## YOUR INSTRUCTIONS
A verbatim repetition of the data below is requested, without images.

(Element data from apps and pages)
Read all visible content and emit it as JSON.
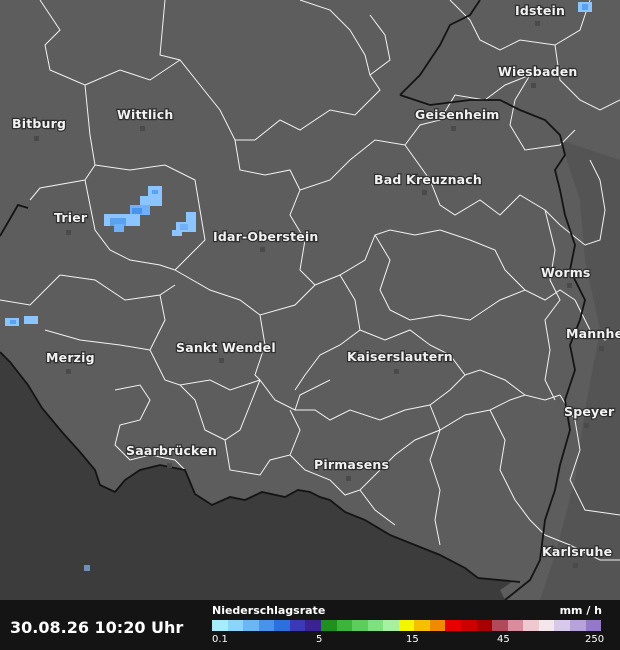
{
  "cities": [
    {
      "name": "Idstein",
      "key": "idstein"
    },
    {
      "name": "Wiesbaden",
      "key": "wiesbaden"
    },
    {
      "name": "Bitburg",
      "key": "bitburg"
    },
    {
      "name": "Wittlich",
      "key": "wittlich"
    },
    {
      "name": "Geisenheim",
      "key": "geisenheim"
    },
    {
      "name": "Bad Kreuznach",
      "key": "bad-kreuznach"
    },
    {
      "name": "Trier",
      "key": "trier"
    },
    {
      "name": "Idar-Oberstein",
      "key": "idar-oberstein"
    },
    {
      "name": "Worms",
      "key": "worms"
    },
    {
      "name": "Mannhe",
      "key": "mannheim"
    },
    {
      "name": "Merzig",
      "key": "merzig"
    },
    {
      "name": "Sankt Wendel",
      "key": "sankt-wendel"
    },
    {
      "name": "Kaiserslautern",
      "key": "kaiserslautern"
    },
    {
      "name": "Speyer",
      "key": "speyer"
    },
    {
      "name": "Saarbrücken",
      "key": "saarbruecken"
    },
    {
      "name": "Pirmasens",
      "key": "pirmasens"
    },
    {
      "name": "Karlsruhe",
      "key": "karlsruhe"
    }
  ],
  "footer": {
    "timestamp": "30.08.26 10:20 Uhr",
    "legend_title": "Niederschlagsrate",
    "legend_unit": "mm / h",
    "ticks": [
      "0.1",
      "5",
      "15",
      "45",
      "250"
    ]
  },
  "legend_colors": [
    "#a6ecfc",
    "#8cd4fa",
    "#6cb6f4",
    "#4a93ec",
    "#2e6fe0",
    "#3a3ab8",
    "#3a2390",
    "#1f8f1f",
    "#3cb43c",
    "#5ccc5c",
    "#7ee07e",
    "#a6f0a0",
    "#f5f500",
    "#f5c000",
    "#f08a00",
    "#e80000",
    "#cc0000",
    "#a80000",
    "#b04a5a",
    "#d88c9c",
    "#f0c8d0",
    "#f5e6ec",
    "#d8c8ea",
    "#b8a2dc",
    "#9678c8"
  ],
  "colors": {
    "land": "#5d5d5d",
    "outside": "#3c3c3c",
    "rain_light": "#8cc4ff",
    "rain_mid": "#5aa2f0",
    "footer_bg": "#141414"
  }
}
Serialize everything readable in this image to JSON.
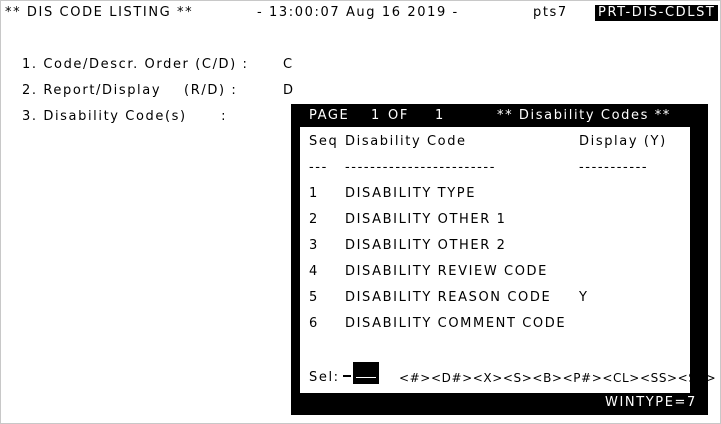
{
  "header": {
    "title": "** DIS CODE LISTING **",
    "time_info": "- 13:00:07 Aug 16 2019 -",
    "user": "pts7",
    "program": "PRT-DIS-CDLST"
  },
  "options": [
    {
      "label": "1. Code/Descr. Order (C/D) :",
      "value": "C"
    },
    {
      "label": "2. Report/Display    (R/D) :",
      "value": "D"
    },
    {
      "label": "3. Disability Code(s)      :",
      "value": ""
    }
  ],
  "window": {
    "page_label": "PAGE",
    "page_current": "1",
    "page_of": "OF",
    "page_total": "1",
    "title": "** Disability Codes **",
    "col_seq": "Seq",
    "col_code": "Disability Code",
    "col_display": "Display (Y)",
    "separator_seq": "---",
    "separator_code": "------------------------",
    "separator_display": "-----------",
    "rows": [
      {
        "seq": "1",
        "code": "DISABILITY TYPE",
        "display": ""
      },
      {
        "seq": "2",
        "code": "DISABILITY OTHER 1",
        "display": ""
      },
      {
        "seq": "3",
        "code": "DISABILITY OTHER 2",
        "display": ""
      },
      {
        "seq": "4",
        "code": "DISABILITY REVIEW CODE",
        "display": ""
      },
      {
        "seq": "5",
        "code": "DISABILITY REASON CODE",
        "display": "Y"
      },
      {
        "seq": "6",
        "code": "DISABILITY COMMENT CODE",
        "display": ""
      }
    ],
    "sel_label": "Sel:",
    "sel_value": "",
    "commands": "<#><D#><X><S><B><P#><CL><SS><SA>",
    "wintype": "WINTYPE=7"
  }
}
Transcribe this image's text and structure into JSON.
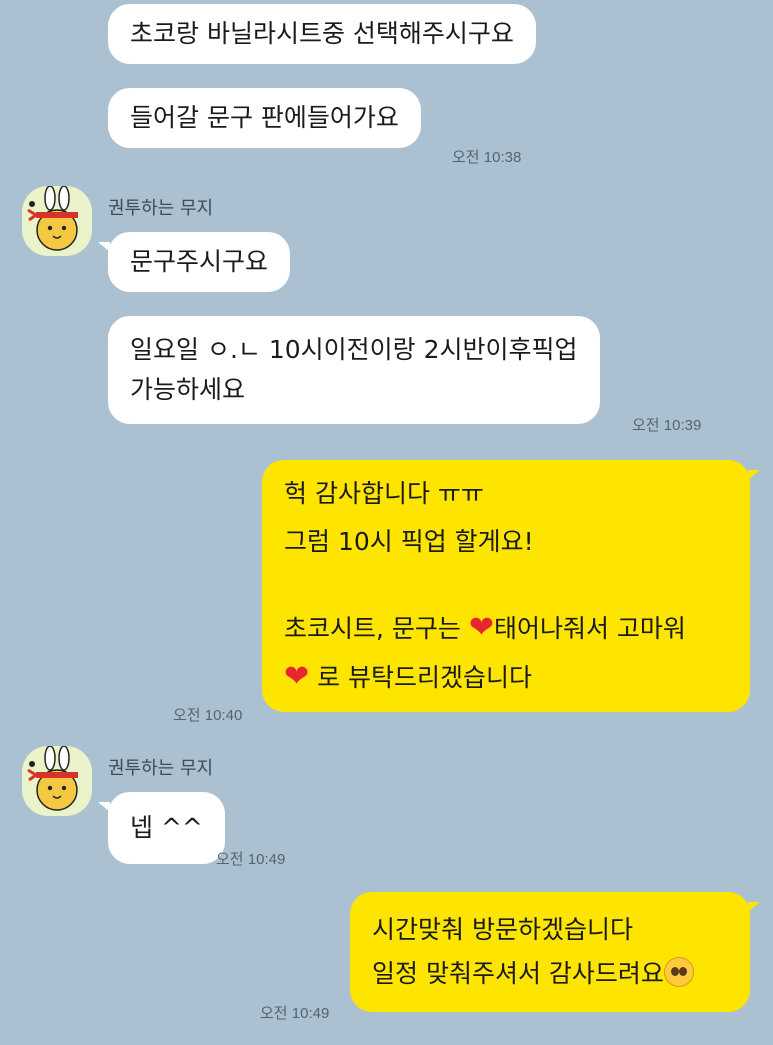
{
  "chat": {
    "messages": [
      {
        "text": "초코랑 바닐라시트중 선택해주시구요"
      },
      {
        "text": "들어갈 문구 판에들어가요",
        "time": "오전 10:38"
      },
      {
        "text": "문구주시구요"
      },
      {
        "line1": "일요일 ㅇ.ㄴ 10시이전이랑 2시반이후픽업",
        "line2": "가능하세요",
        "time": "오전 10:39"
      },
      {
        "line1": "헉 감사합니다 ㅠㅠ",
        "line2": "그럼 10시 픽업 할게요!",
        "line3a": "초코시트, 문구는 ",
        "line3b": "태어나줘서 고마워",
        "line4": " 로 뷰탁드리겠습니다",
        "time": "오전 10:40"
      },
      {
        "text": "넵 ^^",
        "time": "오전 10:49"
      },
      {
        "line1": "시간맞춰 방문하겠습니다",
        "line2": "일정 맞춰주셔서 감사드려요",
        "time": "오전 10:49"
      }
    ],
    "sender_name": "권투하는 무지",
    "heart_glyph": "❤",
    "colors": {
      "background": "#abc1d1",
      "outgoing": "#fee500",
      "incoming": "#ffffff"
    }
  }
}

## RESPONSE
Read all visible content and emit it as JSON.
{
  "cities": [
    {
      "name": "Idstein",
      "key": "idstein"
    },
    {
      "name": "Wiesbaden",
      "key": "wiesbaden"
    },
    {
      "name": "Bitburg",
      "key": "bitburg"
    },
    {
      "name": "Wittlich",
      "key": "wittlich"
    },
    {
      "name": "Geisenheim",
      "key": "geisenheim"
    },
    {
      "name": "Bad Kreuznach",
      "key": "bad-kreuznach"
    },
    {
      "name": "Trier",
      "key": "trier"
    },
    {
      "name": "Idar-Oberstein",
      "key": "idar-oberstein"
    },
    {
      "name": "Worms",
      "key": "worms"
    },
    {
      "name": "Mannhe",
      "key": "mannheim"
    },
    {
      "name": "Merzig",
      "key": "merzig"
    },
    {
      "name": "Sankt Wendel",
      "key": "sankt-wendel"
    },
    {
      "name": "Kaiserslautern",
      "key": "kaiserslautern"
    },
    {
      "name": "Speyer",
      "key": "speyer"
    },
    {
      "name": "Saarbrücken",
      "key": "saarbruecken"
    },
    {
      "name": "Pirmasens",
      "key": "pirmasens"
    },
    {
      "name": "Karlsruhe",
      "key": "karlsruhe"
    }
  ],
  "footer": {
    "timestamp": "30.08.26 10:20 Uhr",
    "legend_title": "Niederschlagsrate",
    "legend_unit": "mm / h",
    "ticks": [
      "0.1",
      "5",
      "15",
      "45",
      "250"
    ]
  },
  "legend_colors": [
    "#a6ecfc",
    "#8cd4fa",
    "#6cb6f4",
    "#4a93ec",
    "#2e6fe0",
    "#3a3ab8",
    "#3a2390",
    "#1f8f1f",
    "#3cb43c",
    "#5ccc5c",
    "#7ee07e",
    "#a6f0a0",
    "#f5f500",
    "#f5c000",
    "#f08a00",
    "#e80000",
    "#cc0000",
    "#a80000",
    "#b04a5a",
    "#d88c9c",
    "#f0c8d0",
    "#f5e6ec",
    "#d8c8ea",
    "#b8a2dc",
    "#9678c8"
  ],
  "colors": {
    "land": "#5d5d5d",
    "outside": "#3c3c3c",
    "rain_light": "#8cc4ff",
    "rain_mid": "#5aa2f0",
    "footer_bg": "#141414"
  }
}
Serialize everything readable in this image to JSON.
{
  "header": {
    "title": "** DIS CODE LISTING **",
    "time_info": "- 13:00:07 Aug 16 2019 -",
    "user": "pts7",
    "program": "PRT-DIS-CDLST"
  },
  "options": [
    {
      "label": "1. Code/Descr. Order (C/D) :",
      "value": "C"
    },
    {
      "label": "2. Report/Display    (R/D) :",
      "value": "D"
    },
    {
      "label": "3. Disability Code(s)      :",
      "value": ""
    }
  ],
  "window": {
    "page_label": "PAGE",
    "page_current": "1",
    "page_of": "OF",
    "page_total": "1",
    "title": "** Disability Codes **",
    "col_seq": "Seq",
    "col_code": "Disability Code",
    "col_display": "Display (Y)",
    "separator_seq": "---",
    "separator_code": "------------------------",
    "separator_display": "-----------",
    "rows": [
      {
        "seq": "1",
        "code": "DISABILITY TYPE",
        "display": ""
      },
      {
        "seq": "2",
        "code": "DISABILITY OTHER 1",
        "display": ""
      },
      {
        "seq": "3",
        "code": "DISABILITY OTHER 2",
        "display": ""
      },
      {
        "seq": "4",
        "code": "DISABILITY REVIEW CODE",
        "display": ""
      },
      {
        "seq": "5",
        "code": "DISABILITY REASON CODE",
        "display": "Y"
      },
      {
        "seq": "6",
        "code": "DISABILITY COMMENT CODE",
        "display": ""
      }
    ],
    "sel_label": "Sel:",
    "sel_value": "",
    "commands": "<#><D#><X><S><B><P#><CL><SS><SA>",
    "wintype": "WINTYPE=7"
  }
}
Transcribe this image's text and structure into JSON.
{
  "chat": {
    "messages": [
      {
        "text": "초코랑 바닐라시트중 선택해주시구요"
      },
      {
        "text": "들어갈 문구 판에들어가요",
        "time": "오전 10:38"
      },
      {
        "text": "문구주시구요"
      },
      {
        "line1": "일요일 ㅇ.ㄴ 10시이전이랑 2시반이후픽업",
        "line2": "가능하세요",
        "time": "오전 10:39"
      },
      {
        "line1": "헉 감사합니다 ㅠㅠ",
        "line2": "그럼 10시 픽업 할게요!",
        "line3a": "초코시트, 문구는 ",
        "line3b": "태어나줘서 고마워",
        "line4": " 로 뷰탁드리겠습니다",
        "time": "오전 10:40"
      },
      {
        "text": "넵 ^^",
        "time": "오전 10:49"
      },
      {
        "line1": "시간맞춰 방문하겠습니다",
        "line2": "일정 맞춰주셔서 감사드려요",
        "time": "오전 10:49"
      }
    ],
    "sender_name": "권투하는 무지",
    "heart_glyph": "❤",
    "colors": {
      "background": "#abc1d1",
      "outgoing": "#fee500",
      "incoming": "#ffffff"
    }
  }
}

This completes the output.